At 9:30 am ET, the DJIA opened +126, NASDAQ unchanged, S&P +6. 10 yr. 0.94% +2 bps. FNMA 2.0 30 yr. coupon at 9:30 am -6 bps from yesterday's close and -5 bps from 9:30 yesterday.
At 10:00 am ET, two data points that won't have any impact on markets. Oct JOLTS job openings were thought to be 6.40 mil from 6.463 mil in Sept, as released 6.652 mil. October preliminary wholesale inventories expected at +0.9%, as released +1.1%.
At 1:00 pm ET this afternoon, Treasury will sell $38B of 10s, re-opening the issue from November.
Today The US Supreme Court is poised to consider the fate of a lawsuit that could mean billions of dollars for shareholders of Fannie Mae and Freddie Mac. The justices will consider whether investors can challenge the 2012 agreements that let the government collect more than $300 billion in profits from Fannie and Freddie. A ruling in investors' favor would give them a chance to collect a massive settlement. The court is scheduled to rule in the cases by late June. The arguments, both pros and cons, could alter the mortgage industry; higher fees possibly from the agencies. The federal government seized Fannie and Freddie during the 2008 financial crisis and put them into conservatorship under the Federal Housing Finance Agency's control. The companies were eventually injected with $187.5B in US aid. The Wall Street Journal has an editorial today about the continuing issue.
PRICES @ 10:00 AM ET
10 yr. note: 0.95% +3 bp
5 yr. note: 0.41% +2 bp
2 Yr. note: 0.15% unch
30 yr. bond: 1.71% +5 bp
Libor Rates: 1 mo. 0.148%; 3 mo. 0.230%; 6 mo. 0.253%; 1 yr. 0.337% (12/08/20)
30 yr. FNMA 2.0: @9:30 103.59 -6 bp (-5 bp from 9:30 yesterday)
30 yr. FNMA 2.5: @9:30 104.94 unch (+11 bp from 9:30 yesterday)
30 yr. GNMA 2.5: @9:30 104.91 -5 bp (+5 bp from 9:30 yesterday)
Dollar/Yuan: $6.5410 +$0.0078
Dollar/Yen: 104.22 +0.05 yen
Dollar/Euro: $1.2099 -$0.0007
Dollar Index: 90.87 -0.10
Gold: $1858.20 -$16.70
Crude Oil: $46.05 +$0.45
DJIA: 30,205 +21
NASDAQ: 12,589 +7
S&P 500: 3707 +5
Richard Sardella has been actively managing and providing services in the mortgage industry for over 27 years. Richard serves on the board of directors as President of Colorado Home Mortgages Inc.
All information furnished has been forwarded to you and is provided by thetbwsgroup only for informational purposes. Forecasting shall be considered as events which may be expected but not guaranteed.
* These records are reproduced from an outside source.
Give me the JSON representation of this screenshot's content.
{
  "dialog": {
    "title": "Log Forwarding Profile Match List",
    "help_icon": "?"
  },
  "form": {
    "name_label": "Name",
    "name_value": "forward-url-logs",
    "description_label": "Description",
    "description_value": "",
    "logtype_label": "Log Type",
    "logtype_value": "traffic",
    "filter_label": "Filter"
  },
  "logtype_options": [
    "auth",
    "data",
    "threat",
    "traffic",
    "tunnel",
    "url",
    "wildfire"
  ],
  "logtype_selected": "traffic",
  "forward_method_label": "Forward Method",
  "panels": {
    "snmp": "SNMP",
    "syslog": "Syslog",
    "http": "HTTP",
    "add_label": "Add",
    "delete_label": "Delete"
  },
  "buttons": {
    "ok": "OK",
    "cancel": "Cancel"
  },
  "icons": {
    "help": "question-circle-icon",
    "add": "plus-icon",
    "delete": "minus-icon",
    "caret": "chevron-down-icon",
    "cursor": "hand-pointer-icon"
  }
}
Neither the forwarding party and/or company nor thetbwsgroup assume any responsibility to any person who relies on information or forecasting contained in this report and disclaims all liability in respect to decisions or actions, or lack thereof based on any or all of the contents of this report.
MLO of record MLO.100007700 / NMLS#233568 / CHM NMLS#127716.